*RECORDED INFORMATION*:
┌────────

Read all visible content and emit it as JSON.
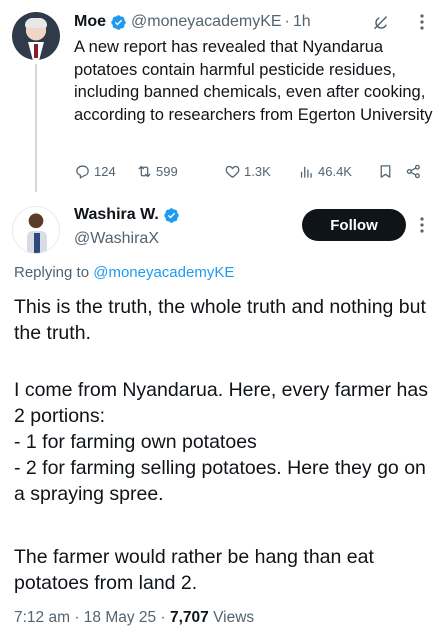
{
  "colors": {
    "text": "#0f1419",
    "secondary": "#536471",
    "link": "#1d9bf0",
    "verified": "#1d9bf0",
    "follow_bg": "#0f1419"
  },
  "parent_tweet": {
    "name": "Moe",
    "handle": "@moneyacademyKE",
    "separator": "·",
    "time": "1h",
    "text": "A new report has revealed that Nyandarua potatoes contain harmful pesticide residues, including banned chemicals, even after cooking, according to researchers from Egerton University",
    "actions": {
      "replies": "124",
      "reposts": "599",
      "likes": "1.3K",
      "views": "46.4K"
    }
  },
  "reply_tweet": {
    "name": "Washira W.",
    "handle": "@WashiraX",
    "follow_label": "Follow",
    "replying_prefix": "Replying to ",
    "replying_to": "@moneyacademyKE",
    "paragraphs": [
      "This is the truth, the whole truth and nothing but the truth.",
      "I come from Nyandarua. Here, every farmer has 2 portions:\n- 1 for farming own potatoes\n- 2 for farming selling potatoes. Here they go on a spraying spree.",
      "The farmer would rather be hang than eat potatoes from land 2."
    ],
    "meta": {
      "time": "7:12 am",
      "separator1": " · ",
      "date": "18 May 25",
      "separator2": " · ",
      "views_count": "7,707",
      "views_label": " Views"
    }
  },
  "icons": {
    "verified": "verified-badge-icon",
    "grok": "grok-icon",
    "more": "more-vertical-icon",
    "reply": "reply-icon",
    "repost": "repost-icon",
    "like": "heart-icon",
    "views": "views-bar-chart-icon",
    "bookmark": "bookmark-icon",
    "share": "share-icon"
  }
}
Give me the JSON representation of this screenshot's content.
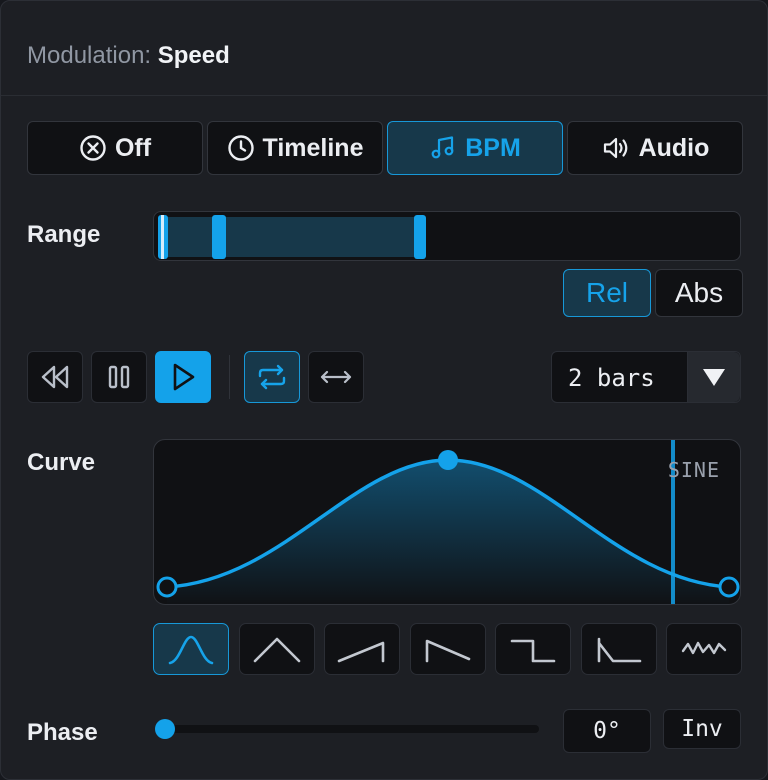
{
  "header": {
    "label": "Modulation:",
    "value": "Speed"
  },
  "modes": [
    {
      "label": "Off",
      "icon": "close-circle-icon",
      "active": false
    },
    {
      "label": "Timeline",
      "icon": "clock-icon",
      "active": false
    },
    {
      "label": "BPM",
      "icon": "music-note-icon",
      "active": true
    },
    {
      "label": "Audio",
      "icon": "speaker-icon",
      "active": false
    }
  ],
  "range": {
    "label": "Range",
    "buttons": [
      {
        "label": "Rel",
        "active": true
      },
      {
        "label": "Abs",
        "active": false
      }
    ]
  },
  "transport": {
    "buttons": [
      {
        "name": "rewind",
        "icon": "rewind-icon",
        "active": false
      },
      {
        "name": "pause",
        "icon": "pause-icon",
        "active": false
      },
      {
        "name": "play",
        "icon": "play-icon",
        "active": true
      },
      {
        "name": "loop",
        "icon": "loop-icon",
        "active": true
      },
      {
        "name": "ping-pong",
        "icon": "double-arrow-icon",
        "active": false
      }
    ],
    "duration": {
      "value": "2 bars",
      "icon": "triangle-down-icon"
    }
  },
  "curve": {
    "label": "Curve",
    "type": "SINE",
    "shapes": [
      {
        "name": "sine",
        "icon": "sine-bump-icon",
        "active": true
      },
      {
        "name": "triangle",
        "icon": "triangle-icon",
        "active": false
      },
      {
        "name": "ramp-up",
        "icon": "ramp-up-icon",
        "active": false
      },
      {
        "name": "ramp-down",
        "icon": "ramp-down-icon",
        "active": false
      },
      {
        "name": "square",
        "icon": "square-step-icon",
        "active": false
      },
      {
        "name": "decay",
        "icon": "decay-icon",
        "active": false
      },
      {
        "name": "noise",
        "icon": "noise-icon",
        "active": false
      }
    ]
  },
  "phase": {
    "label": "Phase",
    "value": "0°",
    "fraction": 0.0,
    "invert_label": "Inv"
  },
  "colors": {
    "accent": "#14a2ea",
    "accent_bg": "#17384a",
    "panel": "#1d1f24",
    "field": "#101114"
  }
}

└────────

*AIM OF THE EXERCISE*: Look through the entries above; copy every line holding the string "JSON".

*COMPLETED EXERCISE*:
Read all visible content and emit it as JSON.
Give me the JSON representation of this screenshot's content.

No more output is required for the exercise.